## Task prompt
Give the number of lines in the records below that contain the word "green", and nothing more.
Dataset records below:
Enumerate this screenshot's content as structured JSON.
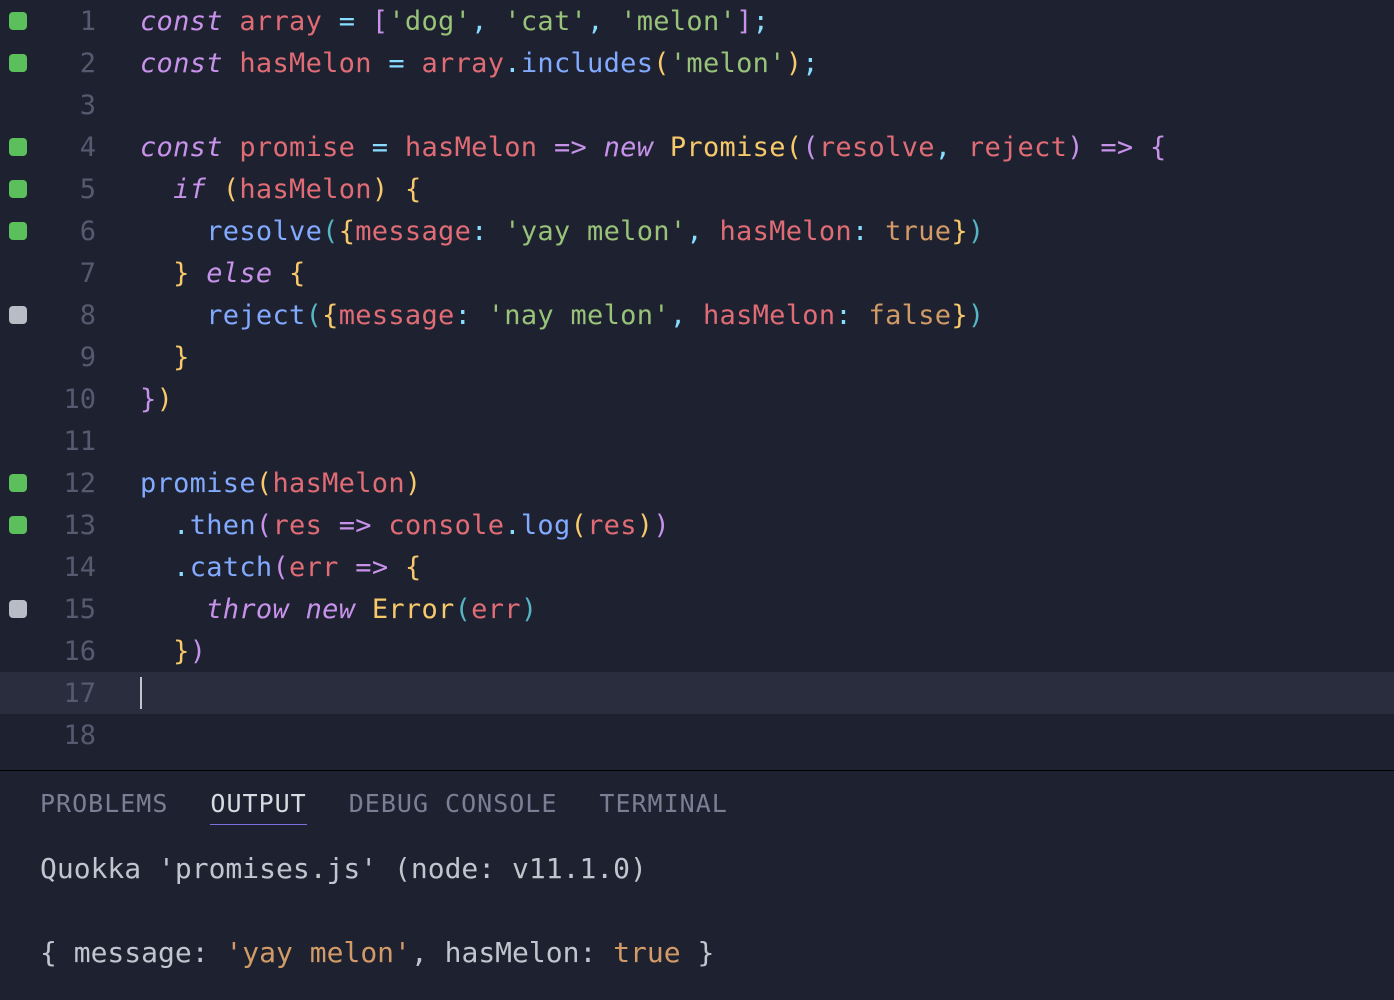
{
  "editor": {
    "total_lines": 18,
    "current_line": 17,
    "markers": {
      "1": "green",
      "2": "green",
      "4": "green",
      "5": "green",
      "6": "green",
      "8": "gray",
      "12": "green",
      "13": "green",
      "15": "gray"
    },
    "code": {
      "1": [
        [
          "kw",
          "const"
        ],
        [
          "co",
          " "
        ],
        [
          "var",
          "array"
        ],
        [
          "co",
          " "
        ],
        [
          "op",
          "="
        ],
        [
          "co",
          " "
        ],
        [
          "punc-p",
          "["
        ],
        [
          "str",
          "'dog'"
        ],
        [
          "op",
          ","
        ],
        [
          "co",
          " "
        ],
        [
          "str",
          "'cat'"
        ],
        [
          "op",
          ","
        ],
        [
          "co",
          " "
        ],
        [
          "str",
          "'melon'"
        ],
        [
          "punc-p",
          "]"
        ],
        [
          "op",
          ";"
        ]
      ],
      "2": [
        [
          "kw",
          "const"
        ],
        [
          "co",
          " "
        ],
        [
          "var",
          "hasMelon"
        ],
        [
          "co",
          " "
        ],
        [
          "op",
          "="
        ],
        [
          "co",
          " "
        ],
        [
          "var",
          "array"
        ],
        [
          "op",
          "."
        ],
        [
          "fn",
          "includes"
        ],
        [
          "punc-y",
          "("
        ],
        [
          "str",
          "'melon'"
        ],
        [
          "punc-y",
          ")"
        ],
        [
          "op",
          ";"
        ]
      ],
      "3": [],
      "4": [
        [
          "kw",
          "const"
        ],
        [
          "co",
          " "
        ],
        [
          "var",
          "promise"
        ],
        [
          "co",
          " "
        ],
        [
          "op",
          "="
        ],
        [
          "co",
          " "
        ],
        [
          "var",
          "hasMelon"
        ],
        [
          "co",
          " "
        ],
        [
          "arw",
          "=>"
        ],
        [
          "co",
          " "
        ],
        [
          "kw",
          "new"
        ],
        [
          "co",
          " "
        ],
        [
          "cls",
          "Promise"
        ],
        [
          "punc-y",
          "("
        ],
        [
          "punc-p",
          "("
        ],
        [
          "var",
          "resolve"
        ],
        [
          "op",
          ","
        ],
        [
          "co",
          " "
        ],
        [
          "var",
          "reject"
        ],
        [
          "punc-p",
          ")"
        ],
        [
          "co",
          " "
        ],
        [
          "arw",
          "=>"
        ],
        [
          "co",
          " "
        ],
        [
          "punc-p",
          "{"
        ]
      ],
      "5": [
        [
          "co",
          "  "
        ],
        [
          "kw",
          "if"
        ],
        [
          "co",
          " "
        ],
        [
          "punc-y",
          "("
        ],
        [
          "var",
          "hasMelon"
        ],
        [
          "punc-y",
          ")"
        ],
        [
          "co",
          " "
        ],
        [
          "punc-y",
          "{"
        ]
      ],
      "6": [
        [
          "co",
          "    "
        ],
        [
          "fn",
          "resolve"
        ],
        [
          "punc-b",
          "("
        ],
        [
          "punc-y",
          "{"
        ],
        [
          "prop",
          "message"
        ],
        [
          "op",
          ":"
        ],
        [
          "co",
          " "
        ],
        [
          "str",
          "'yay melon'"
        ],
        [
          "op",
          ","
        ],
        [
          "co",
          " "
        ],
        [
          "prop",
          "hasMelon"
        ],
        [
          "op",
          ":"
        ],
        [
          "co",
          " "
        ],
        [
          "bool",
          "true"
        ],
        [
          "punc-y",
          "}"
        ],
        [
          "punc-b",
          ")"
        ]
      ],
      "7": [
        [
          "co",
          "  "
        ],
        [
          "punc-y",
          "}"
        ],
        [
          "co",
          " "
        ],
        [
          "kw",
          "else"
        ],
        [
          "co",
          " "
        ],
        [
          "punc-y",
          "{"
        ]
      ],
      "8": [
        [
          "co",
          "    "
        ],
        [
          "fn",
          "reject"
        ],
        [
          "punc-b",
          "("
        ],
        [
          "punc-y",
          "{"
        ],
        [
          "prop",
          "message"
        ],
        [
          "op",
          ":"
        ],
        [
          "co",
          " "
        ],
        [
          "str",
          "'nay melon'"
        ],
        [
          "op",
          ","
        ],
        [
          "co",
          " "
        ],
        [
          "prop",
          "hasMelon"
        ],
        [
          "op",
          ":"
        ],
        [
          "co",
          " "
        ],
        [
          "bool",
          "false"
        ],
        [
          "punc-y",
          "}"
        ],
        [
          "punc-b",
          ")"
        ]
      ],
      "9": [
        [
          "co",
          "  "
        ],
        [
          "punc-y",
          "}"
        ]
      ],
      "10": [
        [
          "punc-p",
          "}"
        ],
        [
          "punc-y",
          ")"
        ]
      ],
      "11": [],
      "12": [
        [
          "fn",
          "promise"
        ],
        [
          "punc-y",
          "("
        ],
        [
          "var",
          "hasMelon"
        ],
        [
          "punc-y",
          ")"
        ]
      ],
      "13": [
        [
          "co",
          "  "
        ],
        [
          "op",
          "."
        ],
        [
          "fn",
          "then"
        ],
        [
          "punc-p",
          "("
        ],
        [
          "var",
          "res"
        ],
        [
          "co",
          " "
        ],
        [
          "arw",
          "=>"
        ],
        [
          "co",
          " "
        ],
        [
          "var",
          "console"
        ],
        [
          "op",
          "."
        ],
        [
          "fn",
          "log"
        ],
        [
          "punc-y",
          "("
        ],
        [
          "var",
          "res"
        ],
        [
          "punc-y",
          ")"
        ],
        [
          "punc-p",
          ")"
        ]
      ],
      "14": [
        [
          "co",
          "  "
        ],
        [
          "op",
          "."
        ],
        [
          "fn",
          "catch"
        ],
        [
          "punc-p",
          "("
        ],
        [
          "var",
          "err"
        ],
        [
          "co",
          " "
        ],
        [
          "arw",
          "=>"
        ],
        [
          "co",
          " "
        ],
        [
          "punc-y",
          "{"
        ]
      ],
      "15": [
        [
          "co",
          "    "
        ],
        [
          "kw",
          "throw"
        ],
        [
          "co",
          " "
        ],
        [
          "kw",
          "new"
        ],
        [
          "co",
          " "
        ],
        [
          "cls",
          "Error"
        ],
        [
          "punc-b",
          "("
        ],
        [
          "var",
          "err"
        ],
        [
          "punc-b",
          ")"
        ]
      ],
      "16": [
        [
          "co",
          "  "
        ],
        [
          "punc-y",
          "}"
        ],
        [
          "punc-p",
          ")"
        ]
      ],
      "17": [],
      "18": []
    }
  },
  "panel": {
    "tabs": [
      "PROBLEMS",
      "OUTPUT",
      "DEBUG CONSOLE",
      "TERMINAL"
    ],
    "active_tab": 1,
    "output_line1": "Quokka 'promises.js' (node: v11.1.0)",
    "output_line2_tokens": [
      [
        "bracket",
        "{ "
      ],
      [
        "k",
        "message"
      ],
      [
        "bracket",
        ": "
      ],
      [
        "s",
        "'yay melon'"
      ],
      [
        "bracket",
        ", "
      ],
      [
        "k",
        "hasMelon"
      ],
      [
        "bracket",
        ": "
      ],
      [
        "b",
        "true"
      ],
      [
        "bracket",
        " }"
      ]
    ]
  }
}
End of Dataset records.
## Solution to the exercise
7